Extracted records:
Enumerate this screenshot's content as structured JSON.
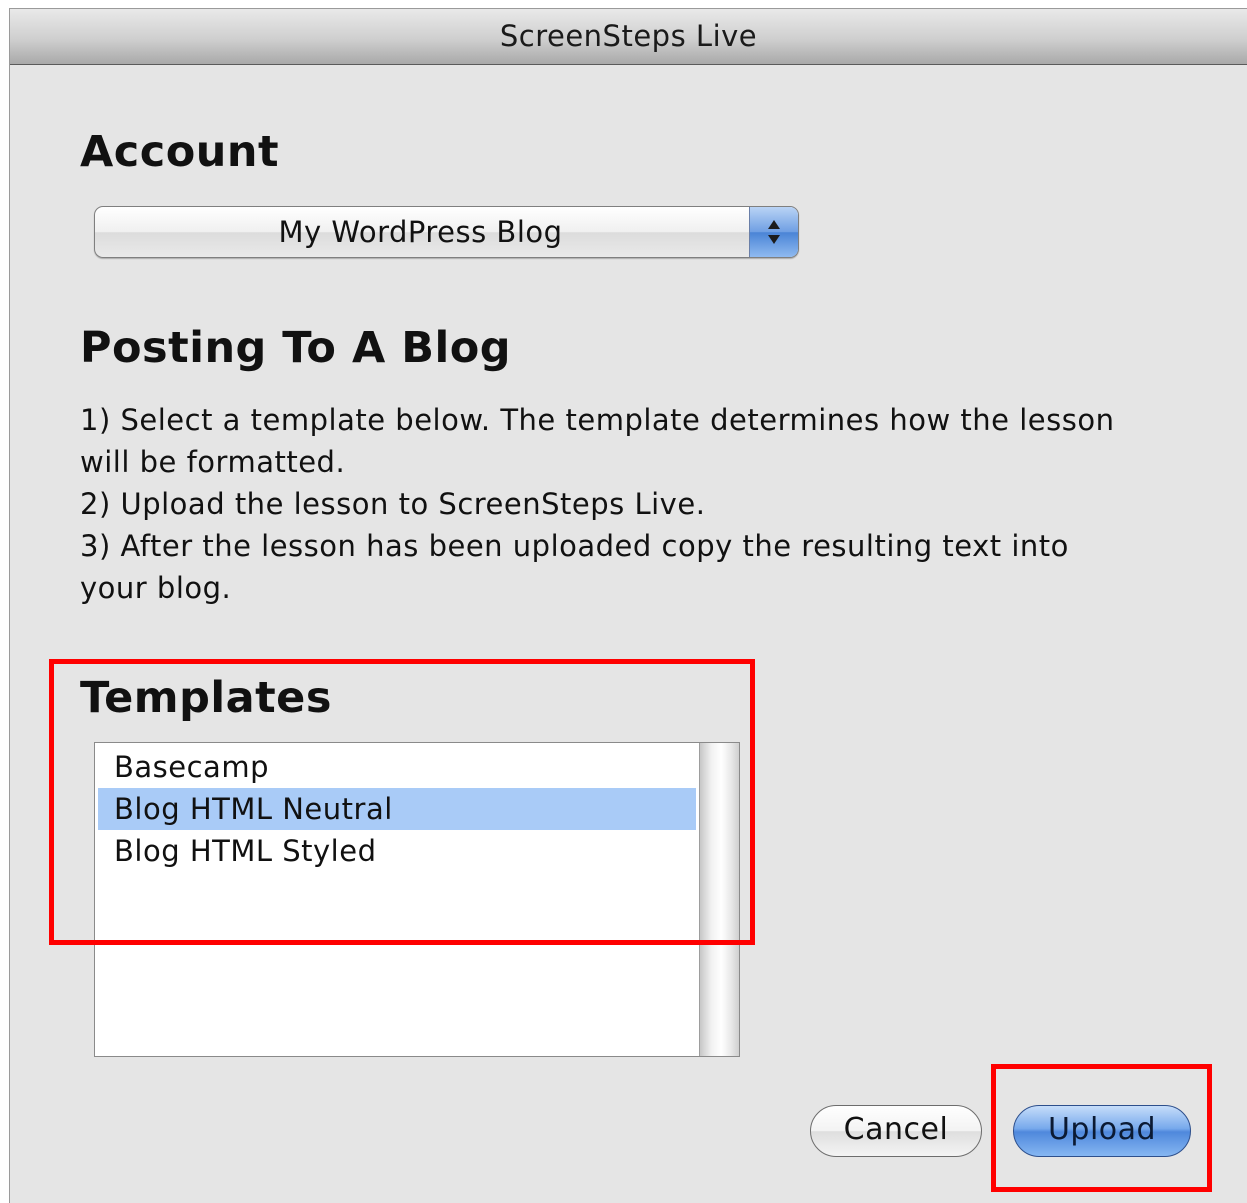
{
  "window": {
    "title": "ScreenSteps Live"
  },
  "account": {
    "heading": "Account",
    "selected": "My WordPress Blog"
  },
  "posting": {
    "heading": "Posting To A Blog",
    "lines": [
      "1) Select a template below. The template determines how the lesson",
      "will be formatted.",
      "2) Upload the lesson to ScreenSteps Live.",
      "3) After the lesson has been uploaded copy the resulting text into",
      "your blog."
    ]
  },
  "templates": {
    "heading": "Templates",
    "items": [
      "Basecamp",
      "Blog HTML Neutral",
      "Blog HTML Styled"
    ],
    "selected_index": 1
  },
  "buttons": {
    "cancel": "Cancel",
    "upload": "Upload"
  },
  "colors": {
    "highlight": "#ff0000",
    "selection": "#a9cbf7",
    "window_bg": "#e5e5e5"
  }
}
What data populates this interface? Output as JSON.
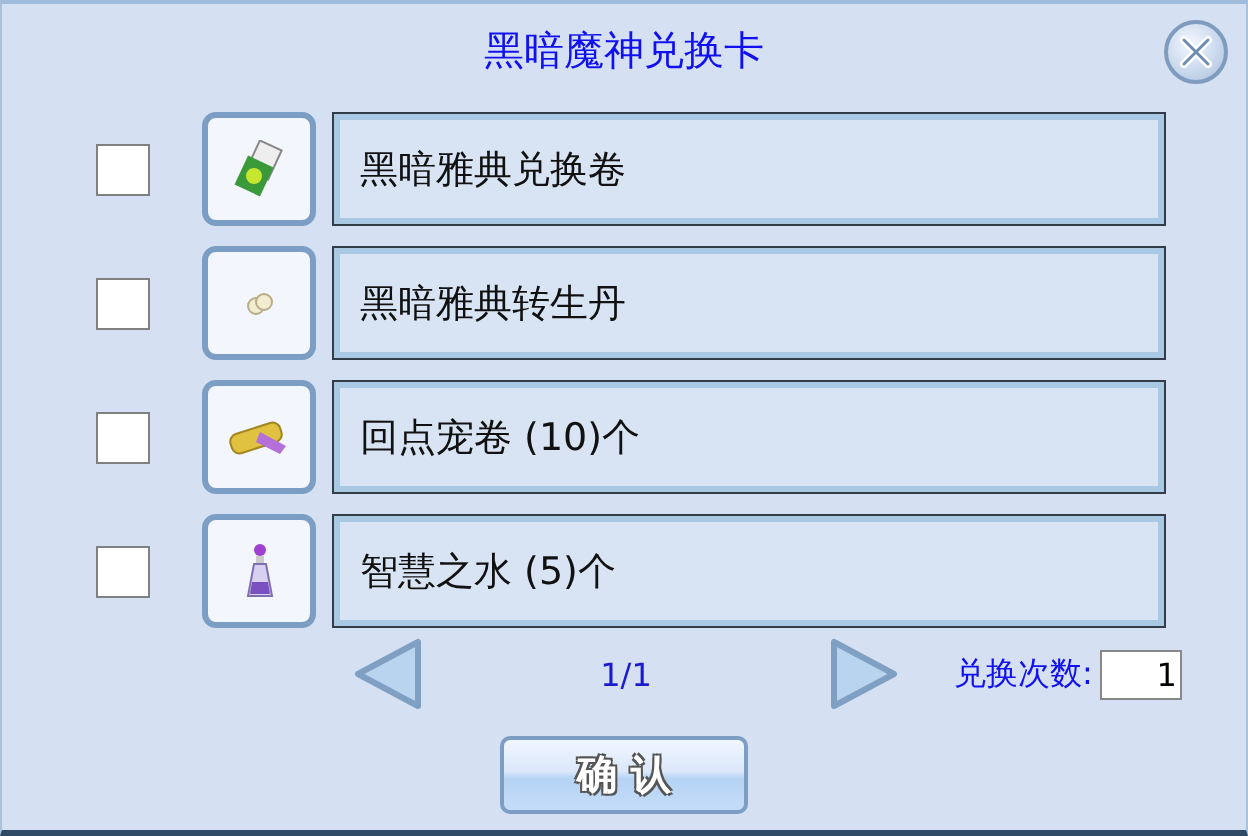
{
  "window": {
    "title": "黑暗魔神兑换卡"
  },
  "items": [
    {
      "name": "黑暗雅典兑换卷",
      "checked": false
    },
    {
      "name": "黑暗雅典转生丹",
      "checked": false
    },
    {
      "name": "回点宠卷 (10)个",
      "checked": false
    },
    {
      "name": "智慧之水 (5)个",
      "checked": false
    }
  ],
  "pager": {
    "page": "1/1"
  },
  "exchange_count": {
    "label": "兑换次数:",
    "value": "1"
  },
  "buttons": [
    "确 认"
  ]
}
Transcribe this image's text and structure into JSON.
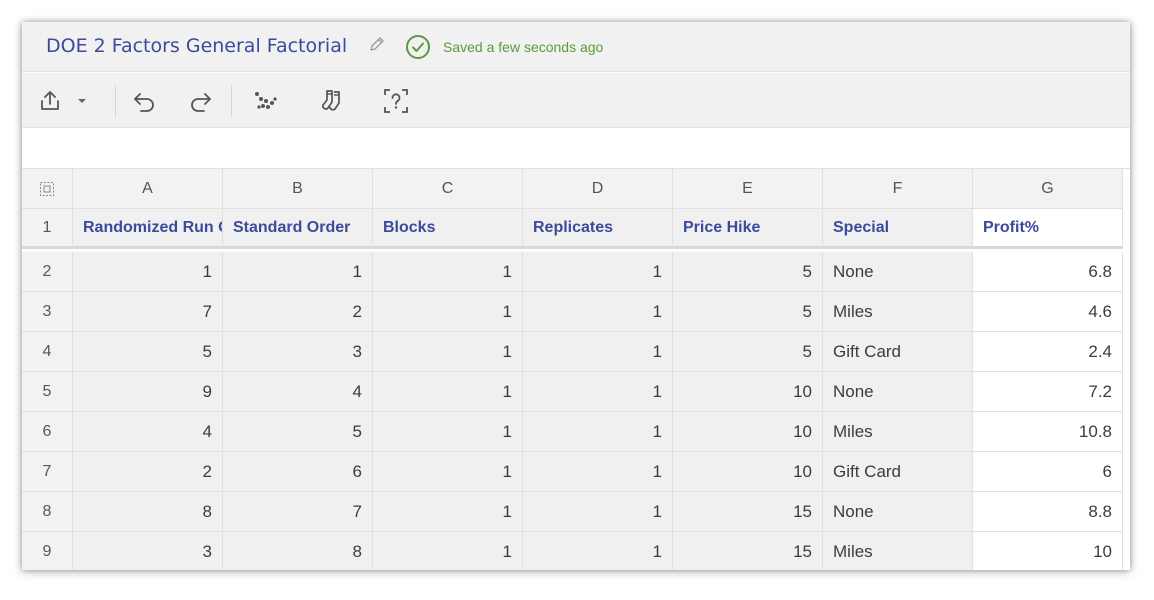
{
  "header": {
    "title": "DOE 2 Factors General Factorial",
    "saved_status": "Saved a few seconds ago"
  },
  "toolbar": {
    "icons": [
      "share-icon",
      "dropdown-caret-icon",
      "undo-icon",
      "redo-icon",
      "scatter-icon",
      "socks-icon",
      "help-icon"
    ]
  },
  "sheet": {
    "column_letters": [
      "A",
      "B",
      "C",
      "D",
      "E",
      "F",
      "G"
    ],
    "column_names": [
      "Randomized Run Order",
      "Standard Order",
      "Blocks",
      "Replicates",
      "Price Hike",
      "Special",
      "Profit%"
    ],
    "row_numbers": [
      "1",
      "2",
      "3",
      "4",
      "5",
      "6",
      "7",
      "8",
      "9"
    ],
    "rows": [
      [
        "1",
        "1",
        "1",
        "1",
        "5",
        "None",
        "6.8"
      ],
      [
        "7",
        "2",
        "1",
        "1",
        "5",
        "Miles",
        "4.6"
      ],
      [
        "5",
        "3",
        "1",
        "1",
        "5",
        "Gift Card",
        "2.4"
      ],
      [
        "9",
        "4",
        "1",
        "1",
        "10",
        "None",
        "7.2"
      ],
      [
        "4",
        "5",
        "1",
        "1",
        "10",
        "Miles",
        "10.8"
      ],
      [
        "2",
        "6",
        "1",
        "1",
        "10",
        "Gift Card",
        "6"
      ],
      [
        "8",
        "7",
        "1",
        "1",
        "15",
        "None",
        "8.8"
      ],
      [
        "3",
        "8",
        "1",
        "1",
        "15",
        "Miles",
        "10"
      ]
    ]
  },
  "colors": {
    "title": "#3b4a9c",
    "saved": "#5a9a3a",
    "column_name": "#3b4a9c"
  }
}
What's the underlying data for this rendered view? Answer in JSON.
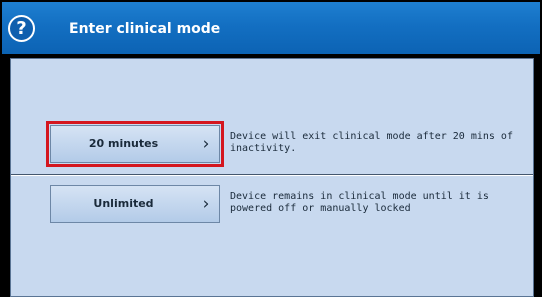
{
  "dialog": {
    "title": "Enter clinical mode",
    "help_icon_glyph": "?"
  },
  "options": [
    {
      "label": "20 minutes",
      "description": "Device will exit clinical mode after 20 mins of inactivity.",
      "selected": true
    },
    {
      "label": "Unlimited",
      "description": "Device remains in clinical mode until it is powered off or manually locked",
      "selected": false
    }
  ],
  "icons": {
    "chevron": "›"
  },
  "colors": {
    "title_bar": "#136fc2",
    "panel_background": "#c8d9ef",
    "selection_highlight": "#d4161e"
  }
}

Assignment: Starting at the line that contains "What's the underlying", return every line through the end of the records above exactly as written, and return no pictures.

The completed task:
What's the underlying data for this rendered view? Answer in JSON.
{
  "dialog": {
    "title": "Enter clinical mode",
    "help_icon_glyph": "?"
  },
  "options": [
    {
      "label": "20 minutes",
      "description": "Device will exit clinical mode after 20 mins of inactivity.",
      "selected": true
    },
    {
      "label": "Unlimited",
      "description": "Device remains in clinical mode until it is powered off or manually locked",
      "selected": false
    }
  ],
  "icons": {
    "chevron": "›"
  },
  "colors": {
    "title_bar": "#136fc2",
    "panel_background": "#c8d9ef",
    "selection_highlight": "#d4161e"
  }
}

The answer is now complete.